Sciatica is a symptom, characterized by pain down one leg, and brought about when the largest nerve in the body, the sciatic nerve, is irritated.

What is Sciatica and what are the symptoms?

The term sciatica describes the symptoms of leg pain and possibly tingling, numbness or weakness that travels from the low back through the buttock and down the large sciatic nerve in the back of the leg. We treat Sciatica at our office.

The vast majorities of people who experience sciatica get better with time (usually a few weeks or months) and find pain relief with non-surgical sciatica treatment. For others, however, sciatica can be severe and debilitating.
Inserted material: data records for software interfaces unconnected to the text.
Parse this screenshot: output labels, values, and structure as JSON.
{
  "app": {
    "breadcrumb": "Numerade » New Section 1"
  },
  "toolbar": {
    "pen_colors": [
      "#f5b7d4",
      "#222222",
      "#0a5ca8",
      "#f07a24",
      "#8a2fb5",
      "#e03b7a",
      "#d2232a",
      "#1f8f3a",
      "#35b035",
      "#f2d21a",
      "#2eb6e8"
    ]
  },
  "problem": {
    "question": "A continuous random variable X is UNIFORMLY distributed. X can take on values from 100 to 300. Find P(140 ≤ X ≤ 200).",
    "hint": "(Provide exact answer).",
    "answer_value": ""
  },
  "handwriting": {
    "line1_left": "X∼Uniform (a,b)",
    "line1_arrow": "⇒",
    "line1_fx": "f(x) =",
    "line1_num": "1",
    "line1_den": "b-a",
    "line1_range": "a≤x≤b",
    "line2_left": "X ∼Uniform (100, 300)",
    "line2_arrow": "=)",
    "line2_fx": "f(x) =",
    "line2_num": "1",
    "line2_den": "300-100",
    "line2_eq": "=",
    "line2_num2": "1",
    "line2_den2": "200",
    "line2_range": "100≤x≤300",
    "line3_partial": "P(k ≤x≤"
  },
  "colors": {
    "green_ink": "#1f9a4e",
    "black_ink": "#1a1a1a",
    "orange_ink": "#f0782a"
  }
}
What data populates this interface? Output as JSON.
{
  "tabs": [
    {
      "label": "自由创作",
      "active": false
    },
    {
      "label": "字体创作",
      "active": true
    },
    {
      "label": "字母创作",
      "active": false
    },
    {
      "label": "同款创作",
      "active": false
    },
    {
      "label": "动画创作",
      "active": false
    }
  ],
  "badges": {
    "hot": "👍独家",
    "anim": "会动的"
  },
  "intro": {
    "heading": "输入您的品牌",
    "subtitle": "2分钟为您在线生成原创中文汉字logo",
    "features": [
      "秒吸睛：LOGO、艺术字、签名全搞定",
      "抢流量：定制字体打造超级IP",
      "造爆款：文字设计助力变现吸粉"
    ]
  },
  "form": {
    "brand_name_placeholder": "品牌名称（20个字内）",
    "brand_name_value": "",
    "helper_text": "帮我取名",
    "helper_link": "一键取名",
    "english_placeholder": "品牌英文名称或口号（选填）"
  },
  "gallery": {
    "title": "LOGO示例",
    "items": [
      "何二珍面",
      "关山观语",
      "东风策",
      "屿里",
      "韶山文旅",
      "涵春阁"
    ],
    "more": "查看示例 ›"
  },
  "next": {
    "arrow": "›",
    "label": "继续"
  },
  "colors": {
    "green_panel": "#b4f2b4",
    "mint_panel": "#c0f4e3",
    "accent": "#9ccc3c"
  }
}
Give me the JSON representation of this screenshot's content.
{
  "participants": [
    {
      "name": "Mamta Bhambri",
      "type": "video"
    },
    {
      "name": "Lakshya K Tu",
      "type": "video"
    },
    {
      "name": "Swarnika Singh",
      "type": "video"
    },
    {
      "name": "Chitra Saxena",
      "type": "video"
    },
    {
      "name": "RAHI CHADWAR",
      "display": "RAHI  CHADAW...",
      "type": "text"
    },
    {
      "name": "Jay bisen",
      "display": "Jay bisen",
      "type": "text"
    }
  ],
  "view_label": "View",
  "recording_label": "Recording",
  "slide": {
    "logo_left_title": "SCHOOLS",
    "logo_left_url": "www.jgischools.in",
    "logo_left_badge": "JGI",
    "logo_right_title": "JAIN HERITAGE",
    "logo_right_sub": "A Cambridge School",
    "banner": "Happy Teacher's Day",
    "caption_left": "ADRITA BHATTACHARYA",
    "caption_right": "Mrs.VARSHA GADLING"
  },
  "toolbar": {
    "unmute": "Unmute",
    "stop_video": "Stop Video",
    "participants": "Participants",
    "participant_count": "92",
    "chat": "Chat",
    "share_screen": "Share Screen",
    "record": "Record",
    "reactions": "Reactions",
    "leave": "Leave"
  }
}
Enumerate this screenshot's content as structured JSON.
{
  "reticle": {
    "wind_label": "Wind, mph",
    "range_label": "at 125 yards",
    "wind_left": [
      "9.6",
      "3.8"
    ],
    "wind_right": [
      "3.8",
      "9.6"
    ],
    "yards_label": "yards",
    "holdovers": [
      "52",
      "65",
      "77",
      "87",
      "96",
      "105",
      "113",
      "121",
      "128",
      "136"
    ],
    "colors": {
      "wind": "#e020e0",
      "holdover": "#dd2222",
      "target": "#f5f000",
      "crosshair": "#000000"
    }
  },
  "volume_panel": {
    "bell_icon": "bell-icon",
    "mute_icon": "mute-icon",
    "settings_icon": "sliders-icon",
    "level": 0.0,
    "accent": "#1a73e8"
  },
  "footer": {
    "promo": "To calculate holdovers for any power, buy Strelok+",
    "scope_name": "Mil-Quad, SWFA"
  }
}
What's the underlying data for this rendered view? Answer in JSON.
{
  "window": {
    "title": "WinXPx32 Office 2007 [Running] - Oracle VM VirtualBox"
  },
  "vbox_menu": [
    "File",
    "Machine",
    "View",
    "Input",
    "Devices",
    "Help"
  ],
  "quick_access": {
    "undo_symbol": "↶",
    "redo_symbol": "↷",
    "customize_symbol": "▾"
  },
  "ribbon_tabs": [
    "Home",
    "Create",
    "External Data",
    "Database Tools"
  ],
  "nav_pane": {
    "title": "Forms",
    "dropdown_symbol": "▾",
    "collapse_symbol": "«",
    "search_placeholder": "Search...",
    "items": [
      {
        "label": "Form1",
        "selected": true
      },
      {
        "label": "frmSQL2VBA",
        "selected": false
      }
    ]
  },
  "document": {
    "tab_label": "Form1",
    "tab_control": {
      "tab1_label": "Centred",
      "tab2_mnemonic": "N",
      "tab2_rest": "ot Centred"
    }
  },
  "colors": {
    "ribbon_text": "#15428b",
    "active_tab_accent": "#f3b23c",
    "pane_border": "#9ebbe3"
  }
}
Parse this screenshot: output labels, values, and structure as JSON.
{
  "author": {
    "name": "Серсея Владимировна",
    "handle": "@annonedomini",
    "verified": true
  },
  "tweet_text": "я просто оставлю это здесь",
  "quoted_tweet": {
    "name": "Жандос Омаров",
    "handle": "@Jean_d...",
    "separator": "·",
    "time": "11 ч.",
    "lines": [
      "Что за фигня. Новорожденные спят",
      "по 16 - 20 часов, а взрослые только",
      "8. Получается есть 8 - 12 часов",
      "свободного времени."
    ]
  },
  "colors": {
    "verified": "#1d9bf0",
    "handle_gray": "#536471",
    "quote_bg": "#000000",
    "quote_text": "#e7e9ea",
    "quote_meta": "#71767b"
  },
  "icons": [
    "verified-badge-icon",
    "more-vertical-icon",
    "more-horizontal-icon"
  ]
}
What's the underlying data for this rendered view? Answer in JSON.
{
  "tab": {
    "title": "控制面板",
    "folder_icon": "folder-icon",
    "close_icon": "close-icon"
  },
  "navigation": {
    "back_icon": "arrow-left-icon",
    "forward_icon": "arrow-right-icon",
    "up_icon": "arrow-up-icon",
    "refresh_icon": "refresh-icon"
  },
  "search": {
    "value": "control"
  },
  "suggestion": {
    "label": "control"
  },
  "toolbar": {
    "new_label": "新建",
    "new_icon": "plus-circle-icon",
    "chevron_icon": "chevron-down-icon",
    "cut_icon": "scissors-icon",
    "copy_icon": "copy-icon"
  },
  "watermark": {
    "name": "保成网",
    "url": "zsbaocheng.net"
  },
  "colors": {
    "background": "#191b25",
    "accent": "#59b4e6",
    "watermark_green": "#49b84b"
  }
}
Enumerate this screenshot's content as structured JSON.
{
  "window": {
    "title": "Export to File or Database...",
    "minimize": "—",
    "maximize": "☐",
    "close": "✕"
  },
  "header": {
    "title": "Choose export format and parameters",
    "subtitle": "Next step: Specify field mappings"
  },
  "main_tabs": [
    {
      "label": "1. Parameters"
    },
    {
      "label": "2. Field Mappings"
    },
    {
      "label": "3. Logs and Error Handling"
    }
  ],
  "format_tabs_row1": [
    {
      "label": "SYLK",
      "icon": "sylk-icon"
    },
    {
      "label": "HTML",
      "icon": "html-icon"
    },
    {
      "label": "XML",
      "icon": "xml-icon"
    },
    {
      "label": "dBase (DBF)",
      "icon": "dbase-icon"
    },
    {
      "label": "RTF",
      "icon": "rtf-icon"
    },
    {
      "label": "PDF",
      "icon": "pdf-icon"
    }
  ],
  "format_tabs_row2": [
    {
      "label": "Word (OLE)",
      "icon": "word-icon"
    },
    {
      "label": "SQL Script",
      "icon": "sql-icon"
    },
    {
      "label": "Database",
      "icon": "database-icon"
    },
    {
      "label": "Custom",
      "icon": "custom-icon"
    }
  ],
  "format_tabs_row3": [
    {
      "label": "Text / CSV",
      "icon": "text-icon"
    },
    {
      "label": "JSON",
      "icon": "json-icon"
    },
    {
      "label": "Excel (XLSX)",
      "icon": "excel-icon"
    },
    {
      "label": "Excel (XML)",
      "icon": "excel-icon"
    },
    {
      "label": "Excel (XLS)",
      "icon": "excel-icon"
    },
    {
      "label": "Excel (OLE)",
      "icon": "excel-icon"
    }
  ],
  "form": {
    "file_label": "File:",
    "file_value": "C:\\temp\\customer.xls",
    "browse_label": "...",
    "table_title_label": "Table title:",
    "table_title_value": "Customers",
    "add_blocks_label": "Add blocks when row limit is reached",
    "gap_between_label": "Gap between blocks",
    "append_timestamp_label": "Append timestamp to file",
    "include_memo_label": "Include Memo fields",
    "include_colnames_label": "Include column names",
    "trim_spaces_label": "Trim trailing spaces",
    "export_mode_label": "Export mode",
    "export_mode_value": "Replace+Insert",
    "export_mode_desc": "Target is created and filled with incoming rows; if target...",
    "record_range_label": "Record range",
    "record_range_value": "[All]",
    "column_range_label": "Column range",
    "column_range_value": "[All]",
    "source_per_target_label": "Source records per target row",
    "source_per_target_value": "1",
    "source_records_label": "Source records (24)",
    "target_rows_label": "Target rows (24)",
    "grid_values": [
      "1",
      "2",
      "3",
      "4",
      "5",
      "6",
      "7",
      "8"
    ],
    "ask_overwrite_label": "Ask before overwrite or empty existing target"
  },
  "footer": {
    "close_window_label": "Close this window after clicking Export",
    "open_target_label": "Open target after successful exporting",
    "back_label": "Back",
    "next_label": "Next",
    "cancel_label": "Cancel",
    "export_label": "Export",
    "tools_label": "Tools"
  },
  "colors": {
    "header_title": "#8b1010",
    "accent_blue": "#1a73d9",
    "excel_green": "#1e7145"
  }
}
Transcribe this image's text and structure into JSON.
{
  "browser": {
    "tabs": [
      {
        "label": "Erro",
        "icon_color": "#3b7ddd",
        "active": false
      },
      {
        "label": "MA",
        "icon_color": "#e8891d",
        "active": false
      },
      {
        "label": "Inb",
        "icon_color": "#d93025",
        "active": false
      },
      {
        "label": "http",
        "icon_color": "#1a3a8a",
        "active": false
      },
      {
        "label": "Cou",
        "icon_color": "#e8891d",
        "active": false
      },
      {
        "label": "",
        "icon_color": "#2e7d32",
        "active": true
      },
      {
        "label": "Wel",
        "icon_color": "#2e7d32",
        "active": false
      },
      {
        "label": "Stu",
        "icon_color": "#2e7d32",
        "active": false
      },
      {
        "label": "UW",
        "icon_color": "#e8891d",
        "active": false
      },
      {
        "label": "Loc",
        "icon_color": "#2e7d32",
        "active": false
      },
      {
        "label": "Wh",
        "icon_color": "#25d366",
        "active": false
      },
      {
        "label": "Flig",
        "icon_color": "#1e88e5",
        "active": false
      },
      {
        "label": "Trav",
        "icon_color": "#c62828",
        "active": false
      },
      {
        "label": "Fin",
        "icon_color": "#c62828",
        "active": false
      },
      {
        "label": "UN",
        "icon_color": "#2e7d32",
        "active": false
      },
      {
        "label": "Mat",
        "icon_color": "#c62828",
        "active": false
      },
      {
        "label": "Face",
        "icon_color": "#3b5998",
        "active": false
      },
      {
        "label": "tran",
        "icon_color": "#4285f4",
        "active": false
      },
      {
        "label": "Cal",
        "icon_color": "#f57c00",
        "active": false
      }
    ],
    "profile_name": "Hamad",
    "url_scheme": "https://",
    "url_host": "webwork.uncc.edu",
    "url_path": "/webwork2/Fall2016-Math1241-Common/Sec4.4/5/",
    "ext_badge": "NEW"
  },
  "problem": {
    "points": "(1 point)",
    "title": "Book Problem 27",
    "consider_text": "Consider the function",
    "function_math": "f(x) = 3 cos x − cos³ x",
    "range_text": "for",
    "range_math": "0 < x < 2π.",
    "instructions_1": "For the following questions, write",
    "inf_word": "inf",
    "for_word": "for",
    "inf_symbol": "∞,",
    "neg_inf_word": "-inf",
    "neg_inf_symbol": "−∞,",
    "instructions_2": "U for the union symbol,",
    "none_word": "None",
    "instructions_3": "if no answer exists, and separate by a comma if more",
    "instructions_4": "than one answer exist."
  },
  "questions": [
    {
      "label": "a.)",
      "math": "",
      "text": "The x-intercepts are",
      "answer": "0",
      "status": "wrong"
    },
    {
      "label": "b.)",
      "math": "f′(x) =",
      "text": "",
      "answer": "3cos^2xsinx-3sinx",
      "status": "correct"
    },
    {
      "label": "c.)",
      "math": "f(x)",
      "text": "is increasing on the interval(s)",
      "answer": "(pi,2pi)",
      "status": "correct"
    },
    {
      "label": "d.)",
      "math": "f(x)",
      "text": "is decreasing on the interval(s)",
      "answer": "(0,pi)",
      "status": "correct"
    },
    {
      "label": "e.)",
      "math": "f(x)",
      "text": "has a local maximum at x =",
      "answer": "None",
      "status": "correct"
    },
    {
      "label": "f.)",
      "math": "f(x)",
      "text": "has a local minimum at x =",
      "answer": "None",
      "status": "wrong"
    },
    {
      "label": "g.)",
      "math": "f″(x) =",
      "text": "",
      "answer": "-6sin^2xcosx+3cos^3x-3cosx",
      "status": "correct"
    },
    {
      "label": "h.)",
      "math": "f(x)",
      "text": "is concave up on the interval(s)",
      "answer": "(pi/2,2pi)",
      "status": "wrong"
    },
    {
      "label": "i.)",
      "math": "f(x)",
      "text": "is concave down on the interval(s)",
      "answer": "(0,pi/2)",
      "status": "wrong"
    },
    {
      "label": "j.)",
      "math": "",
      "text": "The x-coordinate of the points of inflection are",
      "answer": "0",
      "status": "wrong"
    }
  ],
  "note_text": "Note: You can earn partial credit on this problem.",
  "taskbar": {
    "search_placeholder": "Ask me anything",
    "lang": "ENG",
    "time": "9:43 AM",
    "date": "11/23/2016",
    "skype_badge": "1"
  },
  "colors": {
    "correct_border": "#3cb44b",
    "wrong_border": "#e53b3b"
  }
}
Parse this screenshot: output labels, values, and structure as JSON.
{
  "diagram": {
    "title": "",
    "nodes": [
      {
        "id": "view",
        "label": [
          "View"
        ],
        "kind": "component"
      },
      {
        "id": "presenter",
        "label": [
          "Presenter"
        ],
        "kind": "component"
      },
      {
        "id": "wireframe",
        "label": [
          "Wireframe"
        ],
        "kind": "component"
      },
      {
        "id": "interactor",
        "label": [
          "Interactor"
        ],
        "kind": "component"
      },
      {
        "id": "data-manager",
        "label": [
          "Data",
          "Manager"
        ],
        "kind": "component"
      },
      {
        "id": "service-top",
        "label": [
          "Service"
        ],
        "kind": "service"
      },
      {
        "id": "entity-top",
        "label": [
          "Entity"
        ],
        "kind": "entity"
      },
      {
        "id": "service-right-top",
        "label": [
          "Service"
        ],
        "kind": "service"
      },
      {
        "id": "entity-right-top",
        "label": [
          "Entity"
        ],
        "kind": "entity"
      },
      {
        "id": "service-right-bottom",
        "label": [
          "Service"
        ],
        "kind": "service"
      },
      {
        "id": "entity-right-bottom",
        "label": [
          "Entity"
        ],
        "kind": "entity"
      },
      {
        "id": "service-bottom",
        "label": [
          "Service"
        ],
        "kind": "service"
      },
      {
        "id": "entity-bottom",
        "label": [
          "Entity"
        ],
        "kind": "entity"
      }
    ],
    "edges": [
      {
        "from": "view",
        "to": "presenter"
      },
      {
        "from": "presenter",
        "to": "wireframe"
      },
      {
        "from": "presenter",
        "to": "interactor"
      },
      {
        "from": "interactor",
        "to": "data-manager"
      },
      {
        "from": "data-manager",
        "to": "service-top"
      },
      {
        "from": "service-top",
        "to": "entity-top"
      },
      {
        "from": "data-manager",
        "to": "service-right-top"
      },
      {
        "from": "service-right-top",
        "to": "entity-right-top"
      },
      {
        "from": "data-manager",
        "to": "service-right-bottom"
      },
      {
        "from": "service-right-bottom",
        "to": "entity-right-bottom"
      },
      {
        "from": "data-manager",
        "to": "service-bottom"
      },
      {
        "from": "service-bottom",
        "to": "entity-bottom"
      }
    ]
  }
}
The clinical diagnosis of sciatica is referred to as a radiculopathy, which means simply that a disc has protruded from its normal position in the vertebral column and is putting pressure on the radicular nerve (nerve root) in the lower back, which forms part of the sciatic nerve.

Additional Sciatica Info:

An important thing to understand is that sciatica is a symptom of a problem — of something compressing or irritating the nerve roots that comprise the sciatic nerve — rather than a medical diagnosis or medical disorder in and of itself. This is an important distinction because it is the underlying diagnosis (vs. the symptoms of sciatica) that often needs to be treated in order to relieve sciatic nerve pain.

Sciatica occurs most frequently in people between 30 and 50 years of age. Often a particular event or injury does not cause sciatica, but rather it tends to develop as a result of general wear and tear on the structures of the lower spine.

Pain, numbness and/or weakness down the leg are the main symptoms of sciatica.

Sciatic pain is generally most noticeable as pain that radiates from the buttock area down the leg. Pain is usually on one side of the body, not both. Initially, sciatic pain is mild and grows in intensity – sometimes to unbearable levels – over time. There is usually little or no pain in the low back (although sciatica originates in the low back).

Nerve pain, such as a mild ache, and/or sharp, burning, tingling or electrical sensations, is caused by irritation to the sciatic nerve.

Worsening of symptoms may be brought about by coughing, sneezing, laughing and similar reflexive actions. Sciatica symptoms also tend to become worse if you sit for long periods of time. This is due to the pressure sitting puts on the nerve, which irritates it. Symptoms of sciatica also may worsen after long periods of lying on the irritated area, and after long periods of walking.

Numbness or weakness of the leg or foot is another symptom of sciatica. Should weakness of the leg or foot get progressively worse, and/or if there is a loss of control or feeling of the bowels or bladder, you may have a serious condition called cauda equina syndrome. Seek medical attention immediately.

 

We utilize a combined approach at Woodstock Advanced Pain and Spine Center

 

Woodstock Chiropractic services utilizing the Cox technique

Spinal decompression

Physiotherapy

Chiropractic Biophysics Technique

Cold laser therapy